What is weight-based stigma?
How can I become aware if I have a weight-based bias?
What are the key factors in addressing advocacy at the patient level?
How can I help colleagues become advocates for obesity prevention and treatment?
What are the components of obesity-related advocacy at the hospital level?
This chapter will address the following American College of Graduate Medical Education competencies: interpersonal and communication skills and professionalism.
Interpersonal and Communication Skills: This chapter will help the pediatric health care provider enhance effective exchange of information and collaboration with patients and families as well as with other health professionals to accomplish advocacy goals.
Professionalism: Professionalism is important in advocacy just as it is in clinical care. This chapter will help the pediatric health care provider understand and counter weight bias as a component of commitment to professional responsibilities, acting on ethical principles, and sensitivity to diversity and values of respect.
Imagine what it would be like to unfairly be poorly treated for a characteristic that is visible 100% of the time. How would you feel, what would you think, and if this characteristic were something you could change, would this poor treatment motivate you to do so? Weight-based stigma refers to negative weight–related attitudes and beliefs that result in a wide range of negative assumptions about, and victimizing behaviors toward, individuals who have overweight or obesity. These negative assumptions, stereotypes, biases, and prejudices can be evidenced verbally (eg, bullying, derogatory remarks, names, and/or pejorative labels), physically (eg, hitting, grabbing, or other acts of aggression and violations of personal space), or by relational aggression (eg, intentional social exclusion, spreading of rumors). The National Child Traumatic Stress Network (NCTSN) deems bullying and victimization as a form of trauma, akin to abuse and neglect.1 In its more severe forms, weight-based victimization can be considered discrimination.2,3 For adolescents, the rates of weight-based discrimination are comparable to rates of discrimination due to perceived sexual orientation, and more frequent than rates of discrimination due to race, religion, or disability.4,5
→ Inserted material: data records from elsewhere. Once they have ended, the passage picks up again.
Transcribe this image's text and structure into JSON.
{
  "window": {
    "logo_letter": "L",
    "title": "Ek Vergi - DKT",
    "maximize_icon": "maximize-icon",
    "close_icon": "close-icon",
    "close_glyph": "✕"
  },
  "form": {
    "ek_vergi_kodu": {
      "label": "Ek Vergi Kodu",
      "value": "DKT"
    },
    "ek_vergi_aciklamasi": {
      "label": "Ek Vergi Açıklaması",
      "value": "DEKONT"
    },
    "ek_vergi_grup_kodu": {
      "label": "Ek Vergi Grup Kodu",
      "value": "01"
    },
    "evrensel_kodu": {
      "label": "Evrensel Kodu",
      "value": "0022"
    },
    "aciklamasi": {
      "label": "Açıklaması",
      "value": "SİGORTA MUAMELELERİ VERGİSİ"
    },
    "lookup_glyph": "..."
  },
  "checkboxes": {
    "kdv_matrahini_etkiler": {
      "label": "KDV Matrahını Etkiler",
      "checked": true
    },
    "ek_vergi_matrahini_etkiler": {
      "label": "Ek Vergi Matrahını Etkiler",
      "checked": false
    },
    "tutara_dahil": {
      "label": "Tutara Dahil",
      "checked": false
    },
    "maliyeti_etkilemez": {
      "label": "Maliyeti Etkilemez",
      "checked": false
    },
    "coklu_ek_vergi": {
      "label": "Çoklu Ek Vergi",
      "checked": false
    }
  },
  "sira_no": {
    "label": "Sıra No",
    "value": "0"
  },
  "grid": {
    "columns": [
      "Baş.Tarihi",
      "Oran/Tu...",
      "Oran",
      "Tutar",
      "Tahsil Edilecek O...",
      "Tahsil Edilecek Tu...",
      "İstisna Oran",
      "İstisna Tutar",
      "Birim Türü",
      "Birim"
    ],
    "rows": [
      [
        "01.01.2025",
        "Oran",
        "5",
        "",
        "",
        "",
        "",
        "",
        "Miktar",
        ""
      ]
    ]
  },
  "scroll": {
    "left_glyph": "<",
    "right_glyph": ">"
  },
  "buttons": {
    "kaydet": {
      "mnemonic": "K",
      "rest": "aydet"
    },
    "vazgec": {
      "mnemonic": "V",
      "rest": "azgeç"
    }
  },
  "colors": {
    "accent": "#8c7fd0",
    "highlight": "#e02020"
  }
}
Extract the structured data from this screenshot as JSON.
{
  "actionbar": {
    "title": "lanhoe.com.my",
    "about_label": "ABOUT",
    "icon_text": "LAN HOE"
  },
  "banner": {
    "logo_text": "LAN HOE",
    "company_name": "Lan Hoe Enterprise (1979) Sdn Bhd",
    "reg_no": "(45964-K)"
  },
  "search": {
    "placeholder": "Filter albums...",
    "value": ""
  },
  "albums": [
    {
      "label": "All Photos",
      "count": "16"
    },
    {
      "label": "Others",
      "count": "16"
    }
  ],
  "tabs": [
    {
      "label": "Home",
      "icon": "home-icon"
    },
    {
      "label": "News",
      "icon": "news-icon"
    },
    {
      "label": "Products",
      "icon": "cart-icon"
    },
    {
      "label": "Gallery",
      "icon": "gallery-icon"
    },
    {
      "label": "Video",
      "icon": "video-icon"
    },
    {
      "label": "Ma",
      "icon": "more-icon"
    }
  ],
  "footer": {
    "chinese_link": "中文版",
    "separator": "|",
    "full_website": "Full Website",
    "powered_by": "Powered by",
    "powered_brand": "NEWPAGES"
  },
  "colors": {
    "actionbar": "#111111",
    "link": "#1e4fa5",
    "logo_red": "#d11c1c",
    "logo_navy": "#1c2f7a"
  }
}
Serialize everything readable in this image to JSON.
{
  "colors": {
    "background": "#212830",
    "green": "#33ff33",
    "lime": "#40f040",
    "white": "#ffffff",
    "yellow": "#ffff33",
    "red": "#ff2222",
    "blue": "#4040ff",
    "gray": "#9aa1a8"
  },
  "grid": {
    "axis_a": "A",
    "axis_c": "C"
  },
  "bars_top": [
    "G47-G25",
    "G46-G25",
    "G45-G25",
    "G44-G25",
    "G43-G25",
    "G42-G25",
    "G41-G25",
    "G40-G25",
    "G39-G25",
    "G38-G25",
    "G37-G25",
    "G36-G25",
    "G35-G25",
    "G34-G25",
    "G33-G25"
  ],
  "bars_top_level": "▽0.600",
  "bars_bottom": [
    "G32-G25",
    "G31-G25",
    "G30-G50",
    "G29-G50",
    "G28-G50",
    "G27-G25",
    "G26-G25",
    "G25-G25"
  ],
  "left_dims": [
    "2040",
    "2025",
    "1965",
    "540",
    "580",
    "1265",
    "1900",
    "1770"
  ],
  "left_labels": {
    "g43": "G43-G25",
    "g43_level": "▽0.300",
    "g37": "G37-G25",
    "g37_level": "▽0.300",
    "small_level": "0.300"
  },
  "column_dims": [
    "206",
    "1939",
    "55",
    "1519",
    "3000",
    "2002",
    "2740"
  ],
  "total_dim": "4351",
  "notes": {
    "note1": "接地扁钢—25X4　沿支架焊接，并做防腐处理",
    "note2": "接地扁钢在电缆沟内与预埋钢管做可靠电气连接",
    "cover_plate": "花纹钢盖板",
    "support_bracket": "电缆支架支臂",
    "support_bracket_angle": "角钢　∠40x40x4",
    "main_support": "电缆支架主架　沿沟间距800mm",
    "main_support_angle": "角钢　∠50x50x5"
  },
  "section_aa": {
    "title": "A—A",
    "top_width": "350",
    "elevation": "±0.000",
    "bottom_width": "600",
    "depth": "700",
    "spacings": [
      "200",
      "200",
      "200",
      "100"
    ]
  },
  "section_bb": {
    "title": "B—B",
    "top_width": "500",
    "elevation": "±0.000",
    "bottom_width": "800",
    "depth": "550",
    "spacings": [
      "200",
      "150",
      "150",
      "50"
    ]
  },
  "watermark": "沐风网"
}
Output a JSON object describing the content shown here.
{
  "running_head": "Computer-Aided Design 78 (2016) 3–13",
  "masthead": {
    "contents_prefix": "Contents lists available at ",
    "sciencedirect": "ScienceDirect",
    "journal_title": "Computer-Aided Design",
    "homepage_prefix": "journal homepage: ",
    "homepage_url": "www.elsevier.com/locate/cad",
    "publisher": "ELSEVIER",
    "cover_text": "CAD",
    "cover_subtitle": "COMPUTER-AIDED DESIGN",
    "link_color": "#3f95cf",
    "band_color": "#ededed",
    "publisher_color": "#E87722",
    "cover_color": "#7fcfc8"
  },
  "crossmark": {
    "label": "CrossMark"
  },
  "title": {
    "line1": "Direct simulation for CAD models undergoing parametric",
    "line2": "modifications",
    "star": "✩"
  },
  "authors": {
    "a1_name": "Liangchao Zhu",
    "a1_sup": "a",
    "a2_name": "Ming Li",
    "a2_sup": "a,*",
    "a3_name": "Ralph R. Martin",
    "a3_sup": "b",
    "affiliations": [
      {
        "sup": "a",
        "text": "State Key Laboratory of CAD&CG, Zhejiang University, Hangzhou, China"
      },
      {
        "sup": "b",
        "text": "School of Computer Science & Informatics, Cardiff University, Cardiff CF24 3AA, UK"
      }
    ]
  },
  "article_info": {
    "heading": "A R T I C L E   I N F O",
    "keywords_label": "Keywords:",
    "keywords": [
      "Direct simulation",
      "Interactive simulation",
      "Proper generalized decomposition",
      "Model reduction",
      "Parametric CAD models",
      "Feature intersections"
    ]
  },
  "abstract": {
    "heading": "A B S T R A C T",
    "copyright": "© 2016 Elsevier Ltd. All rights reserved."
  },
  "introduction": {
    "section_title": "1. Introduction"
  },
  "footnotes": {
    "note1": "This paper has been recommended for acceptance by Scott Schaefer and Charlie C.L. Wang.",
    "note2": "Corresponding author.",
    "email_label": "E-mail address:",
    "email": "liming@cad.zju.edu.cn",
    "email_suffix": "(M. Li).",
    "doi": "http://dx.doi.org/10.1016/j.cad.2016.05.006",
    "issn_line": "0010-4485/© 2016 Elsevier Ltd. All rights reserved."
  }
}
Children and adolescents can experience stigma and victimization across many environments, including school (eg, teachers and coaches), home (eg, family members), and social (eg, peers). Both children and adults can also experience stigma within the health care environment. Negative weight–related attitudes and beliefs toward adult patients with obesity have been evidenced by physicians, nurses, psychologists, dietitians, and medical students, including providers who specialize in obesity.6
These beliefs maintain that adult patients with obesity are lazy, nonadherent to recommendations, undisciplined, unsuccessful, unpleasant, and have little willpower.7 One study of British health care providers revealed beliefs that adults were overweight primarily due to physical inactivity, overeating, food addiction, and personality characteristics. These providers also perceived adults with overweight as having reduced self-esteem, reduced sexual attractiveness, and reduced ...